A slight detour into children’s music further influences the album with tracks like “Call You Mom” and “Nouns” just as comfortable on Nanobots as they would be as bonus tracks for Here Come the ABCs.
The Brooklyn outfit have been around almost an entire decade longer than the internet has been in existence, a fact made all the more impressive given the world wide web’s recent twentieth birthday earlier this year. Not to say that they’ve lost any steps as technology evolves. Long seen as early adopters, TMBG take an audiophile’s approach to the production of music from recording to releasing.
“We put together music with instruments and computers and make digital audio. We’re often toying around with gizmos and it really sparks our imagination to write songs,” frontman John Flansburgh tells the Appeal.
“We’re delighted by 21st century music-making devices and not necessarily afraid of technology. I feel like the future is gonna be good. Not every part of it will be good though. We’re not pre-sold on technology but we’re definitely curious.”
TMBG came on the scene when CDs weren’t even remotely popular and were seen as skewed towards a more corporate listener, yet the band embraced the format. They found an indie label willing to release their works in both CD and vinyl formats to cater to listeners of all sizes, forging a highly diverse network of fans who classify the band as everything from cerebral listening to party music.
Along with fellow frontman John Linnell, the two Johns are the driving force behind They Might Be Giants. The band is rounded out by longtime drummer Marty Beller, bassist Danny Weinkauf, and touring guitarist Dan Miller. And let’s not forget their puppet counterparts, the brash Avatars of They or “more like the Id of They,” jokes Flansburgh.
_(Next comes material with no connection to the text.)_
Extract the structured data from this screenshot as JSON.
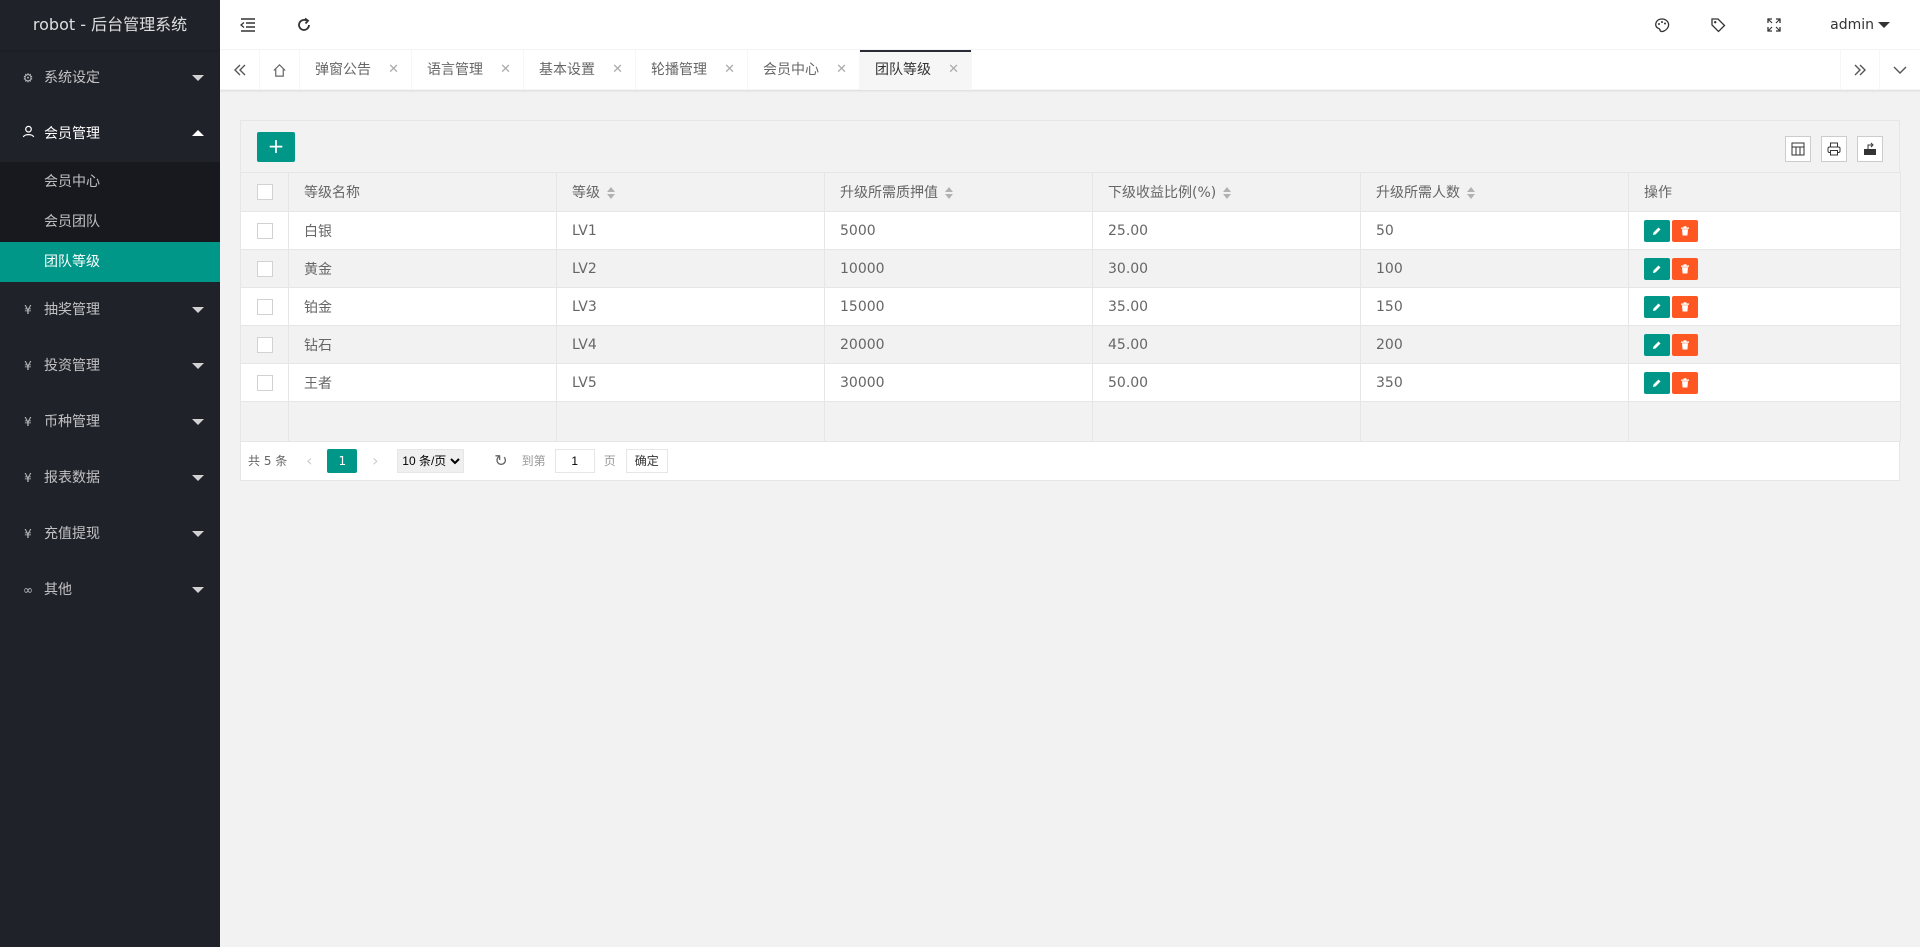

“They’re saying the things that we’re afraid to say. They even sing on stage. It’s kind of this Twilight Zone element. They’re obscene and really grumpy,” Flansburgh explains.
“I mean, they travel in a suitcase and their health was compromised in a fire last year. They’re fine and they endured. We’ve got a brand new song for them and so far it’s been a hit. When we started with them we really didn’t know what we were driving at but they’ve been a nice surprise. It’s been up to our reinterpreting.”
It was only natural that mock knitted puppets would begin showing up in various corners of the internet as fans paid homage to yet another element of TMBG. As there are minute-by-minute updates on Apple’s every move this week, so frontmen John Linnell and John Flansburgh feel a similar scrutiny from their fans. Wikis and fan-made videos threaten to overtake the very output of the band.
“People in the world who like to pay very close attention to what we’re doing give us this illusion of being a bigger deal. It’s nice to be important to strangers; it’s a really celebratory thing,” Flansburgh says.
“The fans feel almost everywhere; we really get a standing audience. They’re very active.”
TMBG are set to hit San Francisco just as Apple’s Developers Conference is wrapping up and could make for the perfect post-conference party as they take the stage this Friday at the Warfield.
“We’re hoping that some dot-com billionaire will hire us for something. We really need a top-dollar gig,” Flansburgh deadpans.
Their San Francisco performances are storied and even encapsulated in the Venue Songs ditty “San Francisco (Fillmore).” Though the celebrated Western Addition venue is a frequent tour stop, the nearby Warfield has just as interesting of a history with the band.
“Our first gig at the Warfield was during the height of the grunge movement in 1992. I felt like there was never a moment where someone wasn’t in the air in the crowd. It’s really distracting to see people be carried like that. It’s like someone waving at you: it’s hard to not follow. It’s very strange. We’d be playing a quiet song and people would be moshing.”
To that, we say: give ’em hell, Apple acolytes.